Build your vocabulary with Merriam-Webster's Word of the Day! Each day a Merriam-Webster editor offers insight into a fascinating new word -- explaining its meaning, current use, and little-known details about its origin.
August 2nd, 2016
Episode 604 of 900 episodes

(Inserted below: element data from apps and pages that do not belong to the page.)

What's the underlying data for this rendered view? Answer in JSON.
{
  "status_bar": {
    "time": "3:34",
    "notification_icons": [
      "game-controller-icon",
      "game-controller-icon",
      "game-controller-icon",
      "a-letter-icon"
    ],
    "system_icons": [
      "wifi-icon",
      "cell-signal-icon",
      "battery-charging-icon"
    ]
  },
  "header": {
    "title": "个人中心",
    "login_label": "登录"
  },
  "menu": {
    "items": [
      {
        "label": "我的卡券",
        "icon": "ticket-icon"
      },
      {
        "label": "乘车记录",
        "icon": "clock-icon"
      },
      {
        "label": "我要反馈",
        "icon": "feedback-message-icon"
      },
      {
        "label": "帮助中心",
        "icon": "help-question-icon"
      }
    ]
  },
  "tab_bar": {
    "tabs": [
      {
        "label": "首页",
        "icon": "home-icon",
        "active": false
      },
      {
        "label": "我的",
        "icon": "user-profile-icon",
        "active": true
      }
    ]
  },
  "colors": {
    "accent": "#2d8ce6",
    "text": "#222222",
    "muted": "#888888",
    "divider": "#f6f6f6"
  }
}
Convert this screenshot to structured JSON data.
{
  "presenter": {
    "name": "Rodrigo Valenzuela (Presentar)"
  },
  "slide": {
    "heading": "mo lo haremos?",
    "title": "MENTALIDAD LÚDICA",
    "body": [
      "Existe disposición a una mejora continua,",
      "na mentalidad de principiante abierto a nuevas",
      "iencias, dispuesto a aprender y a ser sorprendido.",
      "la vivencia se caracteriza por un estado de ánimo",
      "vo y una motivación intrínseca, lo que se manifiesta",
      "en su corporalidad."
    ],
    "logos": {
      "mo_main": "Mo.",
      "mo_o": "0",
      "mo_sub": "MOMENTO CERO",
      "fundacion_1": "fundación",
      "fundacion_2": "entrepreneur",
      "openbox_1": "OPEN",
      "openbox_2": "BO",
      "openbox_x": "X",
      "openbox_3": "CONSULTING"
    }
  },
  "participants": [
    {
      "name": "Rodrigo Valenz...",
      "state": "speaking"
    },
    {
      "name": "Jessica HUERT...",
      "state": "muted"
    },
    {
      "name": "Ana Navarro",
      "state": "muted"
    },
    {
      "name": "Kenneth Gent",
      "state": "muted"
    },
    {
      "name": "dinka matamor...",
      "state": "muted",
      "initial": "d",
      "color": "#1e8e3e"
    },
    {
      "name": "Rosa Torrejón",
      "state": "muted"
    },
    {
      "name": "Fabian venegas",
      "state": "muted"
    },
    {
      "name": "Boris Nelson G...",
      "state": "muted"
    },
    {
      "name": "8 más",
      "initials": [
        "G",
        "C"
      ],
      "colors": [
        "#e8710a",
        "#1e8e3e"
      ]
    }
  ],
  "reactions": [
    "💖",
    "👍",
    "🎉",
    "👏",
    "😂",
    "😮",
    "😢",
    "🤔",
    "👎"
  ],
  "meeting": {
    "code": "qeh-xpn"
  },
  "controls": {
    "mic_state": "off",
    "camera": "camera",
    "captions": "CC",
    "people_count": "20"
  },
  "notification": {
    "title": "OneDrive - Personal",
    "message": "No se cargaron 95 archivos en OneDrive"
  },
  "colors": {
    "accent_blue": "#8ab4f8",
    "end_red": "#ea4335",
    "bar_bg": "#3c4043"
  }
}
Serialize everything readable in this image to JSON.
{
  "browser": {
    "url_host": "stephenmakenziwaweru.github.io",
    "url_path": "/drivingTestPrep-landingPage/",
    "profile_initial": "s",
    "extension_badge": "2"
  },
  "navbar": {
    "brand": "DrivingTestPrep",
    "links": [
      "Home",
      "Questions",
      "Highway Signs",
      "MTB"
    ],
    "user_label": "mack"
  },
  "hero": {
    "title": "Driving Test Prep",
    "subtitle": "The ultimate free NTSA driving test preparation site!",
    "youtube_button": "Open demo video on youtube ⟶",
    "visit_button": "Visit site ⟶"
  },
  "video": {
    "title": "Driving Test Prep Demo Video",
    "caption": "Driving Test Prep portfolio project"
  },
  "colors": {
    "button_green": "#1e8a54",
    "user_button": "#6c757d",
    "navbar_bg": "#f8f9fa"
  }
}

Merriam-Webster's Word of the Day for August 2, 2016 is: glower \GLOUR\ verb : to look or stare with sullen annoyance or anger Examples: Kelly glowered at me after I sided with Brenda in their dispute about the chores. "Outside the subway stop, hegloweredfor each photo, then bade each of his fans farewell with a stately handshake. He never spoke a word." — Steven Borowiec, The Orlando (Florida) Sentinel, 1 May 2016 Did you know? Do words of uncertain origin make you scowl? If so, glower may put a frown on your face because only part of its history can be validated. The well-established part of its story leads us to Scotland, where glower (or glowren, to use the older Scottish form of the word) has been used since the late Middle Ages. Originally, the word meant simply "to look intently" or "to stare in amazement," but by the late 1700s, glowering stares were being associated with anger instead of astonishment. Beyond that, however, the history of the word is murky. The most we can say is that glower is a distant relative of Middle Low German glūren, which means "to be overcast," and of Middle Dutch gloeren, meaning "to leer."